- **EXERCISE REQUIREMENTS**:
Copy all lines containing the string "EURUSDcu" from the records below.

- **SOURCE INFORMATION**:
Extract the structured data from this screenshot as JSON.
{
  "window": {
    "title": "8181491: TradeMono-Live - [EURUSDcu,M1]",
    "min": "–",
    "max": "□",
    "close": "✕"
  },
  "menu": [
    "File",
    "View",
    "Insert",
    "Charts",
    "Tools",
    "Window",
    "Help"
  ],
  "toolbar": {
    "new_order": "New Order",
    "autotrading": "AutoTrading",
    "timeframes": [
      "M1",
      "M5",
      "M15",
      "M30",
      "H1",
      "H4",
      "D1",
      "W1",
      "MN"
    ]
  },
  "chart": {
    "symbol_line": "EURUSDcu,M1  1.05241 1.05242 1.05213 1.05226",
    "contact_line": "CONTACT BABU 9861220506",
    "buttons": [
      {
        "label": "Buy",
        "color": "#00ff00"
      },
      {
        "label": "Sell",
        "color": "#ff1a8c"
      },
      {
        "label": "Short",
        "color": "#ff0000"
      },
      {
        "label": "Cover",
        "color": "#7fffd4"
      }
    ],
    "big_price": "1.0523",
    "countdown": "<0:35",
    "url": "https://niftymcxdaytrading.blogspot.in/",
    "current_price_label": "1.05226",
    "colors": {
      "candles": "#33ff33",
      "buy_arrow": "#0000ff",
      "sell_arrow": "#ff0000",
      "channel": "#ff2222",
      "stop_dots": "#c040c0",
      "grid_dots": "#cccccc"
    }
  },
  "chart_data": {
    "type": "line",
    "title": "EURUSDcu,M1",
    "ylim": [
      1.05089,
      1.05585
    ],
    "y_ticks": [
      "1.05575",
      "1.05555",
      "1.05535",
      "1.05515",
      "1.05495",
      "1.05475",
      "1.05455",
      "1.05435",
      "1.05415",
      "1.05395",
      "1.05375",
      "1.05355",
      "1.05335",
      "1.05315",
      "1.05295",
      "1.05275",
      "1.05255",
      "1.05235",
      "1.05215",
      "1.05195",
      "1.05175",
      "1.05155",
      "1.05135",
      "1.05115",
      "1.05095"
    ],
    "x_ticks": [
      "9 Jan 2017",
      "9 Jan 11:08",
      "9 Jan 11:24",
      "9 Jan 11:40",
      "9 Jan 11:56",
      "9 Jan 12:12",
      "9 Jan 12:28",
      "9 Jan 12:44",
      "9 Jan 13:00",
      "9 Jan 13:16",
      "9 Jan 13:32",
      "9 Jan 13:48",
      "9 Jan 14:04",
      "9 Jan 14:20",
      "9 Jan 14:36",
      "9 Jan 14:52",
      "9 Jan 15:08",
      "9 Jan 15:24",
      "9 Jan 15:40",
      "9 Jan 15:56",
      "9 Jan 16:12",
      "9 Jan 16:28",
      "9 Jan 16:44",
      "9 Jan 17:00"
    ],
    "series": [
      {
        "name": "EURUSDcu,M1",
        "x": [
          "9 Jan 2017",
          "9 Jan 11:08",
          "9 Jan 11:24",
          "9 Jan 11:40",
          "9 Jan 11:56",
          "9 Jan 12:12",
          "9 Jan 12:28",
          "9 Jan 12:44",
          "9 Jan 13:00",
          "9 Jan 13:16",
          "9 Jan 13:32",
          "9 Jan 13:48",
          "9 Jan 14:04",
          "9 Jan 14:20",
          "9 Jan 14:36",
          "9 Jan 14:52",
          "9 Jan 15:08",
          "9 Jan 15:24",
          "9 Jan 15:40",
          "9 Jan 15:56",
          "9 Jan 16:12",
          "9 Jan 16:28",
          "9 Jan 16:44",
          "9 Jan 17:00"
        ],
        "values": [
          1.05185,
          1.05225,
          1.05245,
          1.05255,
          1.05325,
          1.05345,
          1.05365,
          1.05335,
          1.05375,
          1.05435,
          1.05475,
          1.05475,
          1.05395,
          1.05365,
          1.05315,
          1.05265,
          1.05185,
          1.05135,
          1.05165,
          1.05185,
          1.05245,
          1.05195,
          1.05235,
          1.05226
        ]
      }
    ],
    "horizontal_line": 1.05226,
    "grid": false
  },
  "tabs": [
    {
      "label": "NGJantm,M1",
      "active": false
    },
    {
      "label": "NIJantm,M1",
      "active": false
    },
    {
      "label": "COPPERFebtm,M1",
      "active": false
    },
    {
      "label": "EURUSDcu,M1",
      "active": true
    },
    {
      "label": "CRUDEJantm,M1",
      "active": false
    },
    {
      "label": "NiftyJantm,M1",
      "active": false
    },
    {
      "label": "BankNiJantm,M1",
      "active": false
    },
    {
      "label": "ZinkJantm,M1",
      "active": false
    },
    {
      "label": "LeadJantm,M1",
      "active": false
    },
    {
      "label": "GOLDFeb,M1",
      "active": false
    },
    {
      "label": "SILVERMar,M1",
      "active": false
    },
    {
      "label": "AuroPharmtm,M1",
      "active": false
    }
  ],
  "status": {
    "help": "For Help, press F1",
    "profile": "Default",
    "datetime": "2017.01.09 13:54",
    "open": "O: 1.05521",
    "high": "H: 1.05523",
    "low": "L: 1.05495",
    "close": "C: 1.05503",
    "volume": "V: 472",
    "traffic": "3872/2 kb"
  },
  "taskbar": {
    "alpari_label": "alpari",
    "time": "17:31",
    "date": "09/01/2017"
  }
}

- **REPLY**:
    "title": "8181491: TradeMono-Live - [EURUSDcu,M1]",
    "symbol_line": "EURUSDcu,M1  1.05241 1.05242 1.05213 1.05226",
    "title": "EURUSDcu,M1",
        "name": "EURUSDcu,M1",
      "label": "EURUSDcu,M1",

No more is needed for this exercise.